◆ Exercise aim
List each line of the data that holds the word "title".

(Page and application data records)

════════════════════

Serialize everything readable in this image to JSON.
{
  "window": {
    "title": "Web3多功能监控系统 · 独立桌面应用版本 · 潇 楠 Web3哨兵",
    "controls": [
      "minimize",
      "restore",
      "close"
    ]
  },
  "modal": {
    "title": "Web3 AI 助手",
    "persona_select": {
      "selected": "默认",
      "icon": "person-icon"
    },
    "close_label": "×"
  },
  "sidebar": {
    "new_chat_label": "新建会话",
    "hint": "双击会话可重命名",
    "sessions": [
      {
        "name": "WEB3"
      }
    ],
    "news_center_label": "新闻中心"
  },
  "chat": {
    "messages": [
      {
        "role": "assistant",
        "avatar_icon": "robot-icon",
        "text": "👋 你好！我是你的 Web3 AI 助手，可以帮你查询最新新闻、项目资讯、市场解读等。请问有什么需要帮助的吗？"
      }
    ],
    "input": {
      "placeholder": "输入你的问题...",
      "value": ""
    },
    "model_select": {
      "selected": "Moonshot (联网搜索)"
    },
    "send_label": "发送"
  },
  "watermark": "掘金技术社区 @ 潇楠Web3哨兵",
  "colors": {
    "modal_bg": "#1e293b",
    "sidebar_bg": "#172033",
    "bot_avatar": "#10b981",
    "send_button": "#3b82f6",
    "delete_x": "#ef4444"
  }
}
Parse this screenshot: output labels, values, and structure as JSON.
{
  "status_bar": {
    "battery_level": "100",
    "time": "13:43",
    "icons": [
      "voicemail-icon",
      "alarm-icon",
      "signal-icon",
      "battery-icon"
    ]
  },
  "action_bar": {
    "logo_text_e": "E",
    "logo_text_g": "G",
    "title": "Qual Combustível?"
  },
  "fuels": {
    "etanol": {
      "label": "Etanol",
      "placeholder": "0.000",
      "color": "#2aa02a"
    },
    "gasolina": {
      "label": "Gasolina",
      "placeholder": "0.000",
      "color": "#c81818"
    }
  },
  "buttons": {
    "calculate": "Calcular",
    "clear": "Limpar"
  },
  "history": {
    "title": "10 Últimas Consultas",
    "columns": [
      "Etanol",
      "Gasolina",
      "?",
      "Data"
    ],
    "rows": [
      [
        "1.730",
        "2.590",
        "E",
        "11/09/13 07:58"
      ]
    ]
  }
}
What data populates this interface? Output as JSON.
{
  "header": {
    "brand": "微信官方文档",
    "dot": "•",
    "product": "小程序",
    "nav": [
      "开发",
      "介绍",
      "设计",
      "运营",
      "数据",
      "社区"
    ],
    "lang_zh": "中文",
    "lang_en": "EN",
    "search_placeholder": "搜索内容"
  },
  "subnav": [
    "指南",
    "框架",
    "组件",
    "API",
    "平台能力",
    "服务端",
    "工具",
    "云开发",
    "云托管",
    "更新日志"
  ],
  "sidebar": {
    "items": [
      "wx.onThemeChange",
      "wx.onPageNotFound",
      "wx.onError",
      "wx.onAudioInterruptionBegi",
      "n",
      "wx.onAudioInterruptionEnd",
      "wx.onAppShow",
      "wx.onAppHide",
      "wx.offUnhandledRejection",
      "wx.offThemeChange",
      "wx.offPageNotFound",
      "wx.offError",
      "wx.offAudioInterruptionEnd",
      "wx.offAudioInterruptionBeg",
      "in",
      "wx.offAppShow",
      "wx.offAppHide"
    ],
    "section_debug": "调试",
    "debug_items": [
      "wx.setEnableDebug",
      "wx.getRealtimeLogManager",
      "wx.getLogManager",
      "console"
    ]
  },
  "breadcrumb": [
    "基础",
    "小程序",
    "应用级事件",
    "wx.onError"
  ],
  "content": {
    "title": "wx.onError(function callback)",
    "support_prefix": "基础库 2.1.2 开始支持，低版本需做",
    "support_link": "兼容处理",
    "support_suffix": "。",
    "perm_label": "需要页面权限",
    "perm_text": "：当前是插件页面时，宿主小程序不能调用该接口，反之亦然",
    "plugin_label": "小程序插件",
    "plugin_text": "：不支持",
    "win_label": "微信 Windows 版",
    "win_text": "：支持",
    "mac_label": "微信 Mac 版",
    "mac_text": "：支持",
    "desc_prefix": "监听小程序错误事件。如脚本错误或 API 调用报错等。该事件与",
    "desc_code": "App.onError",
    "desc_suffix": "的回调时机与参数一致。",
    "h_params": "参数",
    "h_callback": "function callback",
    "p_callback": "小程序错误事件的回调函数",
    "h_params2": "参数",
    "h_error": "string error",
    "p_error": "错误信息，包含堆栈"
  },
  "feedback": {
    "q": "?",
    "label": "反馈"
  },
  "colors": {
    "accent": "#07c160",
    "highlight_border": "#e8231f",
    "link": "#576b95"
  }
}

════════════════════

◆ Completed task
    "title": "Web3多功能监控系统 · 独立桌面应用版本 · 潇 楠 Web3哨兵",
    "title": "Web3 AI 助手",
    "title": "Qual Combustível?"
    "title": "10 Últimas Consultas",
    "title": "wx.onError(function callback)",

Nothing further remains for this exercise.